Over the last couple of weeks, Philadelphia fans have had the honor of witnessing two Philly greats being eternalized in their respective Halls of Fame.
From two different sports and two different walks of life, Brian Dawkins and Jim Thome have come to epitomize Philadelphia sports legends. And during their acceptance speeches, we were able to hear from two men who heard our chants for so long. These speeches not only were remarkable for their levels of humility and grace, they also showed the true multidimensionality of two professional athletes who exemplified greatness on the field and became role models off the field for teammates and fans alike.
What made Dawkins' speech so special is the way he bared his soul, especially regarding the pain and depression he felt at various times throughout his career. Hearing about his pain while still bringing immense joy to those watching him showed both the pressure athletes face and the strength they hold on to. Dawkins acknowledged having suicidal thoughts and actually trying to plan how he would kill himself so his wife would still get money. But he realized that there was a purpose for his pain and that God had a plan for him. It is rare that someone bares his soul so totally.
Dawkins' speech wasn't great rhetoric or creative concepts. It was basically a string of 'Thank yous" to everyone who played a part in the football player and person he has become. And he didn't forget the Eagles fans, especially those who drove to Canton, Ohio, for the ceremony.

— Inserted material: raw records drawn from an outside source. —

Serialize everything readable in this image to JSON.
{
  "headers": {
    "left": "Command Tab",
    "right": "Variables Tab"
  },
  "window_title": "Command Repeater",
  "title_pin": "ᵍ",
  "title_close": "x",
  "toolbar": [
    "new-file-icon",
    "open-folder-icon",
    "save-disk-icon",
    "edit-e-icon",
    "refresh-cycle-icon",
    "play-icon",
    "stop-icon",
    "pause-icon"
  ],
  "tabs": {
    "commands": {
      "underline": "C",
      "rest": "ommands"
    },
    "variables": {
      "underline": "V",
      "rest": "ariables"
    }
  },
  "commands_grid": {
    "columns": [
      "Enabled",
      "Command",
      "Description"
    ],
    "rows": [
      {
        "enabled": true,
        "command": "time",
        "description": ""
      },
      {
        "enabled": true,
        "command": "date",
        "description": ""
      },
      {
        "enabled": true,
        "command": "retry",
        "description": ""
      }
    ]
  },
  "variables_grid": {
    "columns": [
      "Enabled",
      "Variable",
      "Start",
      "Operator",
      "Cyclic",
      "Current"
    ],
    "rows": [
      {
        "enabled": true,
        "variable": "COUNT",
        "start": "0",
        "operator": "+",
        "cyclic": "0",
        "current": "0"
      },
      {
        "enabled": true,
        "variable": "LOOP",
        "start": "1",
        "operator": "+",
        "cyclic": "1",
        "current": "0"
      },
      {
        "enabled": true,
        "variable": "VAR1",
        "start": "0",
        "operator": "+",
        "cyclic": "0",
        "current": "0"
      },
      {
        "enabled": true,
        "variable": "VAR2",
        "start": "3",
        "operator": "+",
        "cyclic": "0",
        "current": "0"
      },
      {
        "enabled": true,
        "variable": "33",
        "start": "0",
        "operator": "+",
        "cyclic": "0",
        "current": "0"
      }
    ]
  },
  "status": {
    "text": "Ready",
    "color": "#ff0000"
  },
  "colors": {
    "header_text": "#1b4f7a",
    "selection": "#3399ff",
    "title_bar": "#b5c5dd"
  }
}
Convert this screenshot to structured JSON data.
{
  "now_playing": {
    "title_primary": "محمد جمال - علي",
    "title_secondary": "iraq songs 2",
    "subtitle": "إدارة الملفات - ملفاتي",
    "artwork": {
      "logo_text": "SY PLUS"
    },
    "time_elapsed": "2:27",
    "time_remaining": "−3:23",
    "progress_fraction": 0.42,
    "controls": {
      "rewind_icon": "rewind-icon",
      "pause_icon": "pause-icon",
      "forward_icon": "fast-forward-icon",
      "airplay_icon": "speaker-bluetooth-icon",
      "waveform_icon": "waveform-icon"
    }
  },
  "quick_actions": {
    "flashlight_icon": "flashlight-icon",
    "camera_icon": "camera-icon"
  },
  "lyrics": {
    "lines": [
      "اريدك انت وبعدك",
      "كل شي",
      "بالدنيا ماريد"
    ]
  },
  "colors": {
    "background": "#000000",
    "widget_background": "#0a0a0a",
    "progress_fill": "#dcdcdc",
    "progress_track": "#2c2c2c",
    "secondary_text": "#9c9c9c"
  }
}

"Hey listen, I have a good understanding that you don't have money just to waste, so that means you put hard-earned money that you could be saving to come out here and celebrate with your boy." he said. "So, thank you! Thank you for loving me the way that I love you. I love you back. And I thank you. Thank you for everything."
Thome's speech was more poetic. His love of the game and the people who populate it was evident throughout.
"The Hall is also a place where players and fans come together to celebrate the game that has no borders, no boundaries, and will forever be defined by its timeless nature," he said. "Because even though the cell phone might have replaced the transistor radio, and the iPads are more common now than the sports page, baseball is still played the same way, between the lines."
In the end, what makes Thome special is not his incredible baseball skill (although 612 home runs!), but the type of teammate he was and person he is. He spoke to that in his speech, saying:
"To every kid that is dreaming of standing here one day, take it one moment at a time," he said. "Don't sail too high or sink too low. Learn to be good at handling failure. Be the first one to the ballpark. Be the last one to leave. Work hard, don't complain, be a great teammate. Ask other people about themselves. You never know what you might learn. And above all, treat people with respect. The best compliment any baseball player can receive is that he is a good teammate. It's the reflection of all the things not listed on the back of the baseball card. It's the focus, the attitude, the openness, and the way an individual picks you up on Monday but will call you out on Tuesday. In short, it's about accountability, reliability, and commitment."
I think it's fair to say Thome was the epitome of a great teammate to those who both played with him and against him.
We Philly sports fans are very lucky. We've had some of the most exciting and successful teams represent us and our city. They've given us great moments and we've had the extra pleasure of watching some terrific human beings play for our city.
Let the record show, Brian Dawkins and Jim Thome are among the best of the best of those.